(Provided data Opens)
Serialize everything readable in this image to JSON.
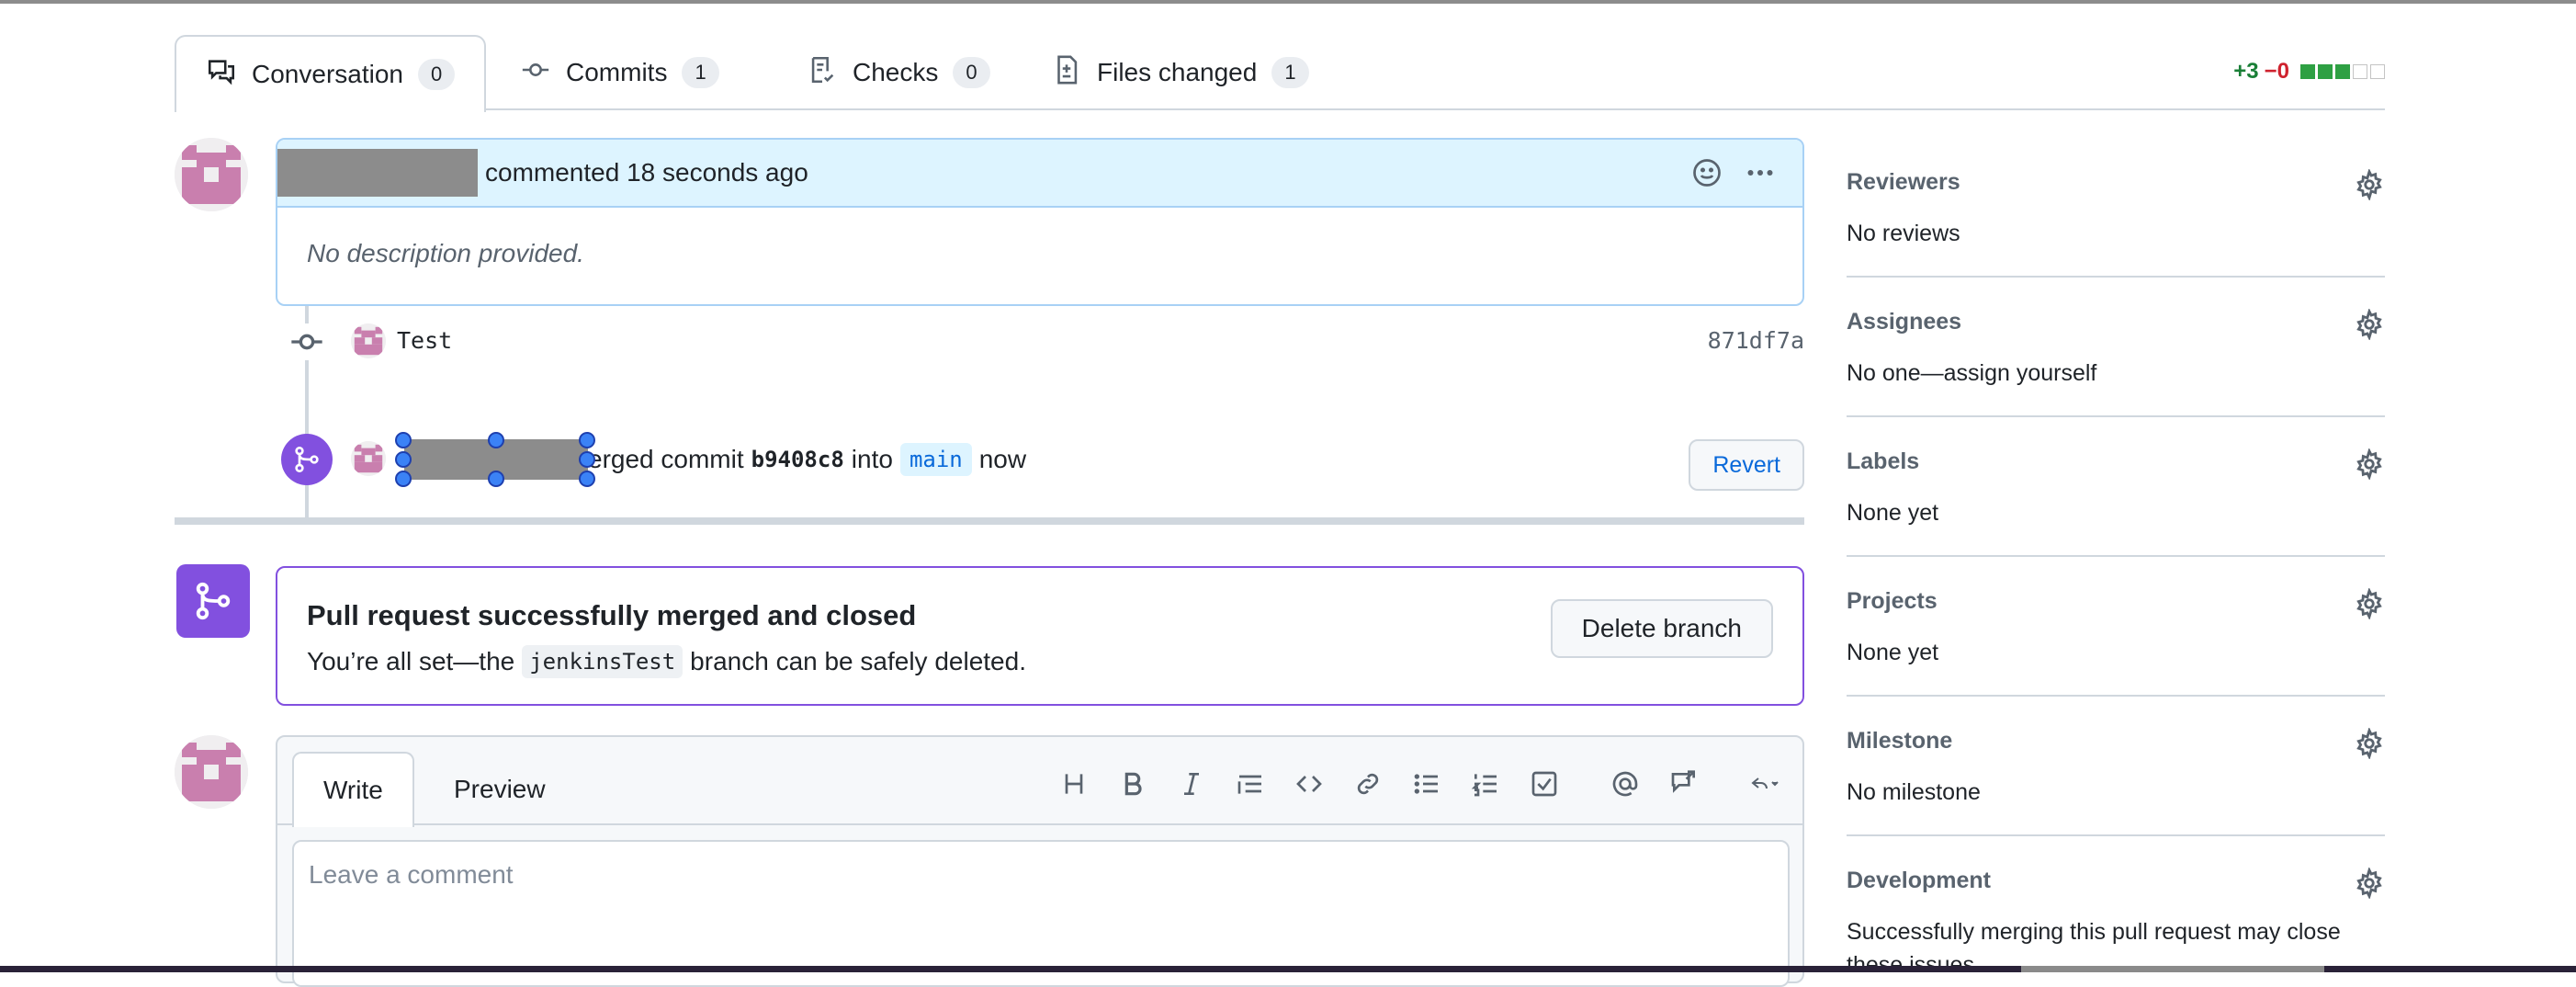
{
  "tabs": [
    {
      "label": "Conversation",
      "count": "0"
    },
    {
      "label": "Commits",
      "count": "1"
    },
    {
      "label": "Checks",
      "count": "0"
    },
    {
      "label": "Files changed",
      "count": "1"
    }
  ],
  "diffstat": {
    "additions": "+3",
    "deletions": "−0"
  },
  "comment": {
    "header_text": "commented 18 seconds ago",
    "body": "No description provided."
  },
  "commit": {
    "message": "Test",
    "sha": "871df7a"
  },
  "merge_event": {
    "prefix": "erged commit",
    "sha": "b9408c8",
    "into": "into",
    "branch": "main",
    "time": "now",
    "revert_label": "Revert"
  },
  "merged_box": {
    "title": "Pull request successfully merged and closed",
    "sub_before": "You’re all set—the",
    "branch": "jenkinsTest",
    "sub_after": "branch can be safely deleted.",
    "delete_label": "Delete branch"
  },
  "editor": {
    "write_tab": "Write",
    "preview_tab": "Preview",
    "placeholder": "Leave a comment"
  },
  "sidebar": [
    {
      "title": "Reviewers",
      "value": "No reviews"
    },
    {
      "title": "Assignees",
      "value": "No one—assign yourself"
    },
    {
      "title": "Labels",
      "value": "None yet"
    },
    {
      "title": "Projects",
      "value": "None yet"
    },
    {
      "title": "Milestone",
      "value": "No milestone"
    },
    {
      "title": "Development",
      "value": "Successfully merging this pull request may close these issues."
    }
  ],
  "colors": {
    "accent_blue": "#0969da",
    "merged_purple": "#8250df",
    "add_green": "#1a7f37",
    "del_red": "#cf222e"
  }
}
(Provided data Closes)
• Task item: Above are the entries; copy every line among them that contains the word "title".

• Result of the task:
    "title": "Pull request successfully merged and closed",
      "title": "Reviewers",
      "title": "Assignees",
      "title": "Labels",
      "title": "Projects",
      "title": "Milestone",
      "title": "Development",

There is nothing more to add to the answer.